■ REQUIRED WORK: The expected result is every line of the records, printed exactly.

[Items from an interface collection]
━━━━

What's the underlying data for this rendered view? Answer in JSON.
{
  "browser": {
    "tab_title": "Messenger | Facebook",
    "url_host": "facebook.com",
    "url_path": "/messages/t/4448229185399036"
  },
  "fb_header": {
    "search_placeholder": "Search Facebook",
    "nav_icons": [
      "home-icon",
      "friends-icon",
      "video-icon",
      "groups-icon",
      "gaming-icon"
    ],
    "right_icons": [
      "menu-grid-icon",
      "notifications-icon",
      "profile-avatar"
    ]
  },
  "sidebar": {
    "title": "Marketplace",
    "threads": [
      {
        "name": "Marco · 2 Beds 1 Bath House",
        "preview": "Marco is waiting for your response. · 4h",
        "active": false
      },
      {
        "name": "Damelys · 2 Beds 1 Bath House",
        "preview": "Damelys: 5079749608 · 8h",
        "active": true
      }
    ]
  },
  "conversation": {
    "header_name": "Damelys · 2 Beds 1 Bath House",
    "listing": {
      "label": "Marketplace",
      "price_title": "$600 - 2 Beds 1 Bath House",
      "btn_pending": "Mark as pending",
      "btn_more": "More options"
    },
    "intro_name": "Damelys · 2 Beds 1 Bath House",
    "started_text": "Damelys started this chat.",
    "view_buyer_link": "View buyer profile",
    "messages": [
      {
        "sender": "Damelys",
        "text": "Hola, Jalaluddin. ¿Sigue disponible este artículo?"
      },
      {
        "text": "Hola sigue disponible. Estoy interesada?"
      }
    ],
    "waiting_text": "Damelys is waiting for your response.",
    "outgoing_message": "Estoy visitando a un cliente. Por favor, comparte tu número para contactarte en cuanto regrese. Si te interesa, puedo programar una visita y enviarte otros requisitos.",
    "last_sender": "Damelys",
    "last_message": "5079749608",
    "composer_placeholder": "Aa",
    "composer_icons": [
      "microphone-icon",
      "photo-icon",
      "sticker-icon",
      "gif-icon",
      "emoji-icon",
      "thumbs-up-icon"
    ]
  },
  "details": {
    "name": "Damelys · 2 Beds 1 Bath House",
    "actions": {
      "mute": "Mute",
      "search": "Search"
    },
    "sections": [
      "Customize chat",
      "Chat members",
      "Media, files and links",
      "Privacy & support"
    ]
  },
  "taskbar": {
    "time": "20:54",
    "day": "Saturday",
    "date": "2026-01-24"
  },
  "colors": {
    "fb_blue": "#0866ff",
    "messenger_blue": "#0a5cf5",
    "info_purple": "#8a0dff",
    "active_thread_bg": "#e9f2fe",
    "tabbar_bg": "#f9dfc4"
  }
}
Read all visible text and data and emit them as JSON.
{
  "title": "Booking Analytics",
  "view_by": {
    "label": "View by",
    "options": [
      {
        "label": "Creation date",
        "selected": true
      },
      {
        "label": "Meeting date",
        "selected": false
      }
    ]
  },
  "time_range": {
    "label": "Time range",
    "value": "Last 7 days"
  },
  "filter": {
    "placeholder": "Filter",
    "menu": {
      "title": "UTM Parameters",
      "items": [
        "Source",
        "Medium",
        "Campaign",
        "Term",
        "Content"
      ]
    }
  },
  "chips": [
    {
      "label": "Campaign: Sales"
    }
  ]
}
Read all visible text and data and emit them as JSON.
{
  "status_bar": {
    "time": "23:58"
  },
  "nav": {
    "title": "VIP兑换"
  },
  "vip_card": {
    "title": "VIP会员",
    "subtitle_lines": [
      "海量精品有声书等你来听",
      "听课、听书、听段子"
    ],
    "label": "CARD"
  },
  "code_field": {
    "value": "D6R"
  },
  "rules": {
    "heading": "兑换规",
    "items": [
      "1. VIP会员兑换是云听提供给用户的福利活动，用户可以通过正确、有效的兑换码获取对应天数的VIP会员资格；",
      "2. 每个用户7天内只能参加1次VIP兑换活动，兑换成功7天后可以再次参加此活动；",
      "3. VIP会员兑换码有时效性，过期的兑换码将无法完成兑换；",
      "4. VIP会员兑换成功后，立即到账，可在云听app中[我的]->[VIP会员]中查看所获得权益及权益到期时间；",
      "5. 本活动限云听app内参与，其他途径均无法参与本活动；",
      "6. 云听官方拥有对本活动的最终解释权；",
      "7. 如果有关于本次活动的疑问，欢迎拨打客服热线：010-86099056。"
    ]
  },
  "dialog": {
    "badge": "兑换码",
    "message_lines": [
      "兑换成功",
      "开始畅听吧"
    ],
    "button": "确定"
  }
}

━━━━

■ EXERCISE ANSWER:
What's the underlying data for this rendered view? Answer in JSON.
{
  "browser": {
    "tab_title": "Messenger | Facebook",
    "url_host": "facebook.com",
    "url_path": "/messages/t/4448229185399036"
  },
  "fb_header": {
    "search_placeholder": "Search Facebook",
    "nav_icons": [
      "home-icon",
      "friends-icon",
      "video-icon",
      "groups-icon",
      "gaming-icon"
    ],
    "right_icons": [
      "menu-grid-icon",
      "notifications-icon",
      "profile-avatar"
    ]
  },
  "sidebar": {
    "title": "Marketplace",
    "threads": [
      {
        "name": "Marco · 2 Beds 1 Bath House",
        "preview": "Marco is waiting for your response. · 4h",
        "active": false
      },
      {
        "name": "Damelys · 2 Beds 1 Bath House",
        "preview": "Damelys: 5079749608 · 8h",
        "active": true
      }
    ]
  },
  "conversation": {
    "header_name": "Damelys · 2 Beds 1 Bath House",
    "listing": {
      "label": "Marketplace",
      "price_title": "$600 - 2 Beds 1 Bath House",
      "btn_pending": "Mark as pending",
      "btn_more": "More options"
    },
    "intro_name": "Damelys · 2 Beds 1 Bath House",
    "started_text": "Damelys started this chat.",
    "view_buyer_link": "View buyer profile",
    "messages": [
      {
        "sender": "Damelys",
        "text": "Hola, Jalaluddin. ¿Sigue disponible este artículo?"
      },
      {
        "text": "Hola sigue disponible. Estoy interesada?"
      }
    ],
    "waiting_text": "Damelys is waiting for your response.",
    "outgoing_message": "Estoy visitando a un cliente. Por favor, comparte tu número para contactarte en cuanto regrese. Si te interesa, puedo programar una visita y enviarte otros requisitos.",
    "last_sender": "Damelys",
    "last_message": "5079749608",
    "composer_placeholder": "Aa",
    "composer_icons": [
      "microphone-icon",
      "photo-icon",
      "sticker-icon",
      "gif-icon",
      "emoji-icon",
      "thumbs-up-icon"
    ]
  },
  "details": {
    "name": "Damelys · 2 Beds 1 Bath House",
    "actions": {
      "mute": "Mute",
      "search": "Search"
    },
    "sections": [
      "Customize chat",
      "Chat members",
      "Media, files and links",
      "Privacy & support"
    ]
  },
  "taskbar": {
    "time": "20:54",
    "day": "Saturday",
    "date": "2026-01-24"
  },
  "colors": {
    "fb_blue": "#0866ff",
    "messenger_blue": "#0a5cf5",
    "info_purple": "#8a0dff",
    "active_thread_bg": "#e9f2fe",
    "tabbar_bg": "#f9dfc4"
  }
}
Read all visible text and data and emit them as JSON.
{
  "title": "Booking Analytics",
  "view_by": {
    "label": "View by",
    "options": [
      {
        "label": "Creation date",
        "selected": true
      },
      {
        "label": "Meeting date",
        "selected": false
      }
    ]
  },
  "time_range": {
    "label": "Time range",
    "value": "Last 7 days"
  },
  "filter": {
    "placeholder": "Filter",
    "menu": {
      "title": "UTM Parameters",
      "items": [
        "Source",
        "Medium",
        "Campaign",
        "Term",
        "Content"
      ]
    }
  },
  "chips": [
    {
      "label": "Campaign: Sales"
    }
  ]
}
Read all visible text and data and emit them as JSON.
{
  "status_bar": {
    "time": "23:58"
  },
  "nav": {
    "title": "VIP兑换"
  },
  "vip_card": {
    "title": "VIP会员",
    "subtitle_lines": [
      "海量精品有声书等你来听",
      "听课、听书、听段子"
    ],
    "label": "CARD"
  },
  "code_field": {
    "value": "D6R"
  },
  "rules": {
    "heading": "兑换规",
    "items": [
      "1. VIP会员兑换是云听提供给用户的福利活动，用户可以通过正确、有效的兑换码获取对应天数的VIP会员资格；",
      "2. 每个用户7天内只能参加1次VIP兑换活动，兑换成功7天后可以再次参加此活动；",
      "3. VIP会员兑换码有时效性，过期的兑换码将无法完成兑换；",
      "4. VIP会员兑换成功后，立即到账，可在云听app中[我的]->[VIP会员]中查看所获得权益及权益到期时间；",
      "5. 本活动限云听app内参与，其他途径均无法参与本活动；",
      "6. 云听官方拥有对本活动的最终解释权；",
      "7. 如果有关于本次活动的疑问，欢迎拨打客服热线：010-86099056。"
    ]
  },
  "dialog": {
    "badge": "兑换码",
    "message_lines": [
      "兑换成功",
      "开始畅听吧"
    ],
    "button": "确定"
  }
}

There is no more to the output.